Women are culturally prodded toward relationships from day one—whether by guarding their virginity for true love or simply learning how to be a better, more understanding girlfriend. For ages, the success or failure of a relationship was laid entirely at a woman’s door. Men, meanwhile, are counseled on how to succeed at everything but relationships. There’s probably more guidance on fantasy football strategies in the world than on being a good boyfriend.


But as we move into our young adult lives in our twenties, it’s only recently that women are being more encouraged to focus on school and career and delay marriage, to date and have fun rather than smile nice at the guy next to you at college orientation just in case he might just be your future husband. It’s astonishing to be reminded that for men, it’s possible to have a decades-long break of skipping out on this concern.

On one hand, I’m jealous, but there’s also a mild bit of schadenfreude about listening to successful urban men complain about how hard it is to get out there and make a basic attempt at meeting people.


Readers tended to agree. Comments (over 700) included men thanking Pappu for the piece, which they said perfectly captured the yearning that may not hit a man until he’s 55 (!). Other appraisals were far less generous, like this one, from Maryjane in New York:

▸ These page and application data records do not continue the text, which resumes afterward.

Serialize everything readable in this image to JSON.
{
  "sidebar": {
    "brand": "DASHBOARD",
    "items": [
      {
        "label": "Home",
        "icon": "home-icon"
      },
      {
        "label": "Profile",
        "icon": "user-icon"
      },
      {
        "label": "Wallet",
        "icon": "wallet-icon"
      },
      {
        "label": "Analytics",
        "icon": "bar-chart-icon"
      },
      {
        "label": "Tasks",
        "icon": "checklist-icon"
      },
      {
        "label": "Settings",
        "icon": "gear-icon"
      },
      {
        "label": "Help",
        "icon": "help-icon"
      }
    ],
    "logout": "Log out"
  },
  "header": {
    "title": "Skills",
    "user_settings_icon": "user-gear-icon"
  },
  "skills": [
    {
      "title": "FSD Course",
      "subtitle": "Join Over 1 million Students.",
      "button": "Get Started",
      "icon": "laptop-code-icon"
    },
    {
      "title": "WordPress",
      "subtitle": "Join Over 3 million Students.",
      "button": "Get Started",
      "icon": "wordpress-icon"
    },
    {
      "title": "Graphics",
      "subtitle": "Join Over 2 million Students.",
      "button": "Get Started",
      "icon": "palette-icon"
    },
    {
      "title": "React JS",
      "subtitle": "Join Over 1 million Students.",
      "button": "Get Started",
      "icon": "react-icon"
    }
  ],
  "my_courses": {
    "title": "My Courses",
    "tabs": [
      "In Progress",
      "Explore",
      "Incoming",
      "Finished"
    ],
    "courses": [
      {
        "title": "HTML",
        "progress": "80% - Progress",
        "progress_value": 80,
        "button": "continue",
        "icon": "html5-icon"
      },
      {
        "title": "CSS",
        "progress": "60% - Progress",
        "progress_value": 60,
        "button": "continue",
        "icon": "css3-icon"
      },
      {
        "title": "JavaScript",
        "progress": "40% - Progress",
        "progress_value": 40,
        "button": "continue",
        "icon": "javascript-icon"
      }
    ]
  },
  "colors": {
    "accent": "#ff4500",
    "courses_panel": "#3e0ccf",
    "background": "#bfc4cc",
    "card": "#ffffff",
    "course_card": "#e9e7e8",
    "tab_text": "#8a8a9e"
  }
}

As one of the thousands of single women in this city, I find this article to be a little ridiculous. I can’t speak for the gay men, but for the straight guys... if you really want to find a nice girl and settle down, all you have to do is make the slightest bit of effort. As soon as you decide to take that plunge, you will have no problem moving forward. So, I don’t really have any sympathy.


And to the reporter who thinks that “all the really good girls that you would want to marry are taken”—well, what a joke.

The Times followed up with a piece examining those reader responses, highlighting, mostly, how relieved some women readers were to see men getting a taste of the medicine they’d been force-fed since conception.


“The guys are getting the same treatment from the Media that women have been getting for generations: ‘hurry up and get married before you’re too old and nobody wants you,” one wrote.

Another woman who’d lived in New York during her twenties and thirties said it was comeuppance: “I know very well that they are of the same age group that would drop someone like a hot rock for any excuse back in the day (one guy who had spoken of marriage changed his mind because he didn’t like the eyeliner that I wore one night), just because there were so many options out there.”


Another woman reader put it bluntly, advising these men to “stop blaming fate or outside circumstances and hightail it to the nearest competent psychotherapist.”

But while it’s easy (and fun!) to mock men who just figured at 44 that relationships might be nice and sure take effort, we should instead, I think, see this as proof that men and women are moving closer together than ever. Is this not another quiet corner of equality? Women now wait longer and longer to have kids and marry, too. Anyone who does so may have greater difficulty finding a suitable mate, male or female. But maybe, in the end, that means the similarly aged men and women who wait to settle down may just have to settle for each other.


Image via HBO/screengrab.


So ugh.

“Well, I guess I have to find a young female! With a working reproductive system! Sorry, age-appropriate ladies, you need not apply!”

As if we didn’t know.